- WORK INSTRUCTION:
Set the records down again in full, exactly as they are, apart from the images.

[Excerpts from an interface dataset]

Segment Open

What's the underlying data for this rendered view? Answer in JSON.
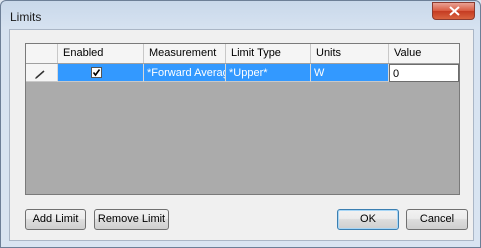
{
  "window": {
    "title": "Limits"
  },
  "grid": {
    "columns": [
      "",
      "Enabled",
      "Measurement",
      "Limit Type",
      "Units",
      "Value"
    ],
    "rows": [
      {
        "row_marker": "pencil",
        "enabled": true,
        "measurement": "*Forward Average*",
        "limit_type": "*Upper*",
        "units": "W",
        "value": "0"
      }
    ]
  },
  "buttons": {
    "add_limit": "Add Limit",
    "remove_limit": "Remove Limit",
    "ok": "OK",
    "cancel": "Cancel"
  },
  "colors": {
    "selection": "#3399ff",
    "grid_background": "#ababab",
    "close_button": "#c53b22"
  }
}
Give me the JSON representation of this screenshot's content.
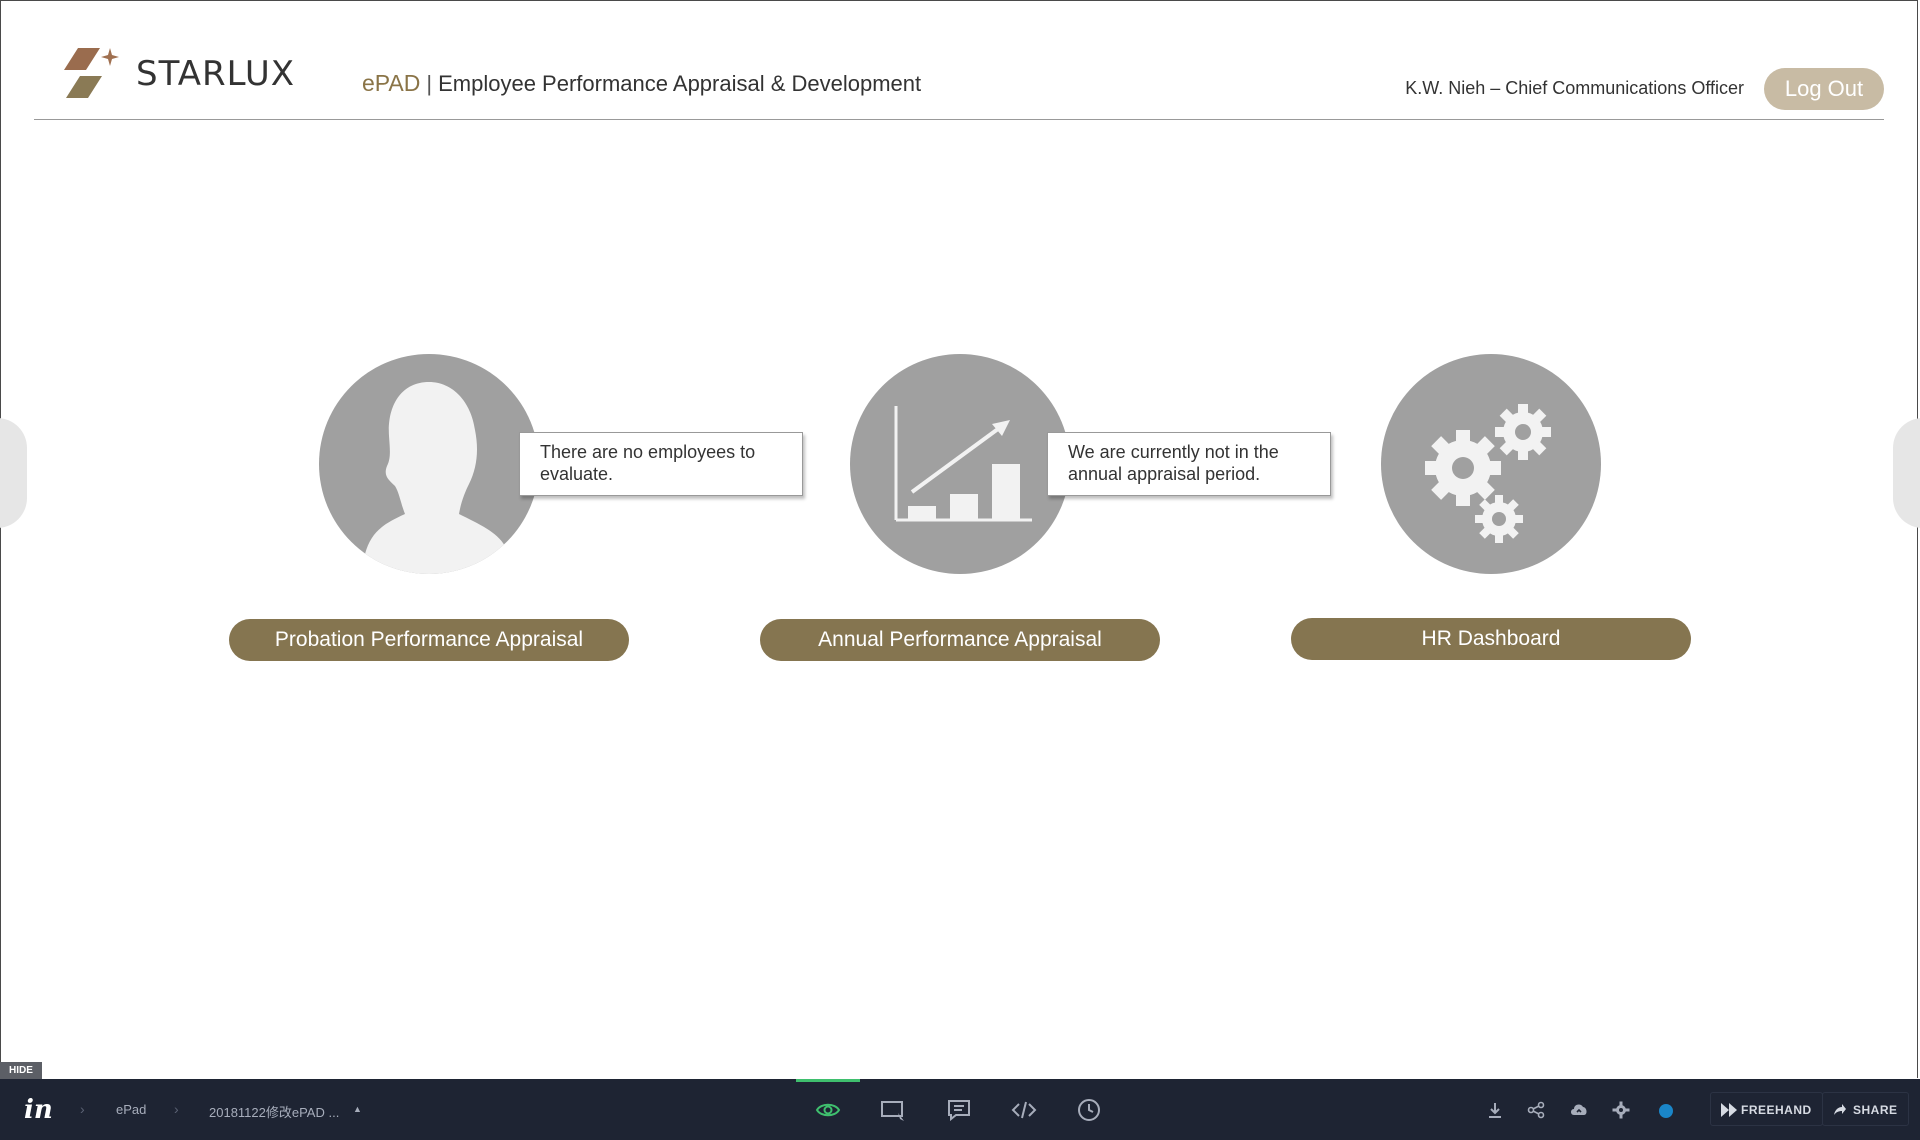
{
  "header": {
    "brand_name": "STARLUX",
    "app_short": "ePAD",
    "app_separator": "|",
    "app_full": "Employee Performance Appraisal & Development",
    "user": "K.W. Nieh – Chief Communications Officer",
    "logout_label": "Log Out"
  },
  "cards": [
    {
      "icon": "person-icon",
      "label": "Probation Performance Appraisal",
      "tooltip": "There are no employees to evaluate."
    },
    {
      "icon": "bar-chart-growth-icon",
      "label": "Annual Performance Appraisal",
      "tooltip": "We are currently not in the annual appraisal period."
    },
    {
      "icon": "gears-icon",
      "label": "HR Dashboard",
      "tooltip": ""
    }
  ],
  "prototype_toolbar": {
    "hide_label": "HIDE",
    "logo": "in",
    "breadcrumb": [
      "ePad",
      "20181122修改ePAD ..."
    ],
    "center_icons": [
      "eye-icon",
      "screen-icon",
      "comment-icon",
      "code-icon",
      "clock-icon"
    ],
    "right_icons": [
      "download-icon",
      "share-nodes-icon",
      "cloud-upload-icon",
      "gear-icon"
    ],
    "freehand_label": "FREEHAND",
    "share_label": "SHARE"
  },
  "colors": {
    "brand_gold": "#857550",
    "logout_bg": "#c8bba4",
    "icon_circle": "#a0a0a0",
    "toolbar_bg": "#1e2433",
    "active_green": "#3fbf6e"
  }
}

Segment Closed

- EXERCISE ANSWER:
What's the underlying data for this rendered view? Answer in JSON.
{
  "window": {
    "title": "Limits"
  },
  "grid": {
    "columns": [
      "",
      "Enabled",
      "Measurement",
      "Limit Type",
      "Units",
      "Value"
    ],
    "rows": [
      {
        "row_marker": "pencil",
        "enabled": true,
        "measurement": "*Forward Average*",
        "limit_type": "*Upper*",
        "units": "W",
        "value": "0"
      }
    ]
  },
  "buttons": {
    "add_limit": "Add Limit",
    "remove_limit": "Remove Limit",
    "ok": "OK",
    "cancel": "Cancel"
  },
  "colors": {
    "selection": "#3399ff",
    "grid_background": "#ababab",
    "close_button": "#c53b22"
  }
}
Give me the JSON representation of this screenshot's content.
{
  "header": {
    "brand_name": "STARLUX",
    "app_short": "ePAD",
    "app_separator": "|",
    "app_full": "Employee Performance Appraisal & Development",
    "user": "K.W. Nieh – Chief Communications Officer",
    "logout_label": "Log Out"
  },
  "cards": [
    {
      "icon": "person-icon",
      "label": "Probation Performance Appraisal",
      "tooltip": "There are no employees to evaluate."
    },
    {
      "icon": "bar-chart-growth-icon",
      "label": "Annual Performance Appraisal",
      "tooltip": "We are currently not in the annual appraisal period."
    },
    {
      "icon": "gears-icon",
      "label": "HR Dashboard",
      "tooltip": ""
    }
  ],
  "prototype_toolbar": {
    "hide_label": "HIDE",
    "logo": "in",
    "breadcrumb": [
      "ePad",
      "20181122修改ePAD ..."
    ],
    "center_icons": [
      "eye-icon",
      "screen-icon",
      "comment-icon",
      "code-icon",
      "clock-icon"
    ],
    "right_icons": [
      "download-icon",
      "share-nodes-icon",
      "cloud-upload-icon",
      "gear-icon"
    ],
    "freehand_label": "FREEHAND",
    "share_label": "SHARE"
  },
  "colors": {
    "brand_gold": "#857550",
    "logout_bg": "#c8bba4",
    "icon_circle": "#a0a0a0",
    "toolbar_bg": "#1e2433",
    "active_green": "#3fbf6e"
  }
}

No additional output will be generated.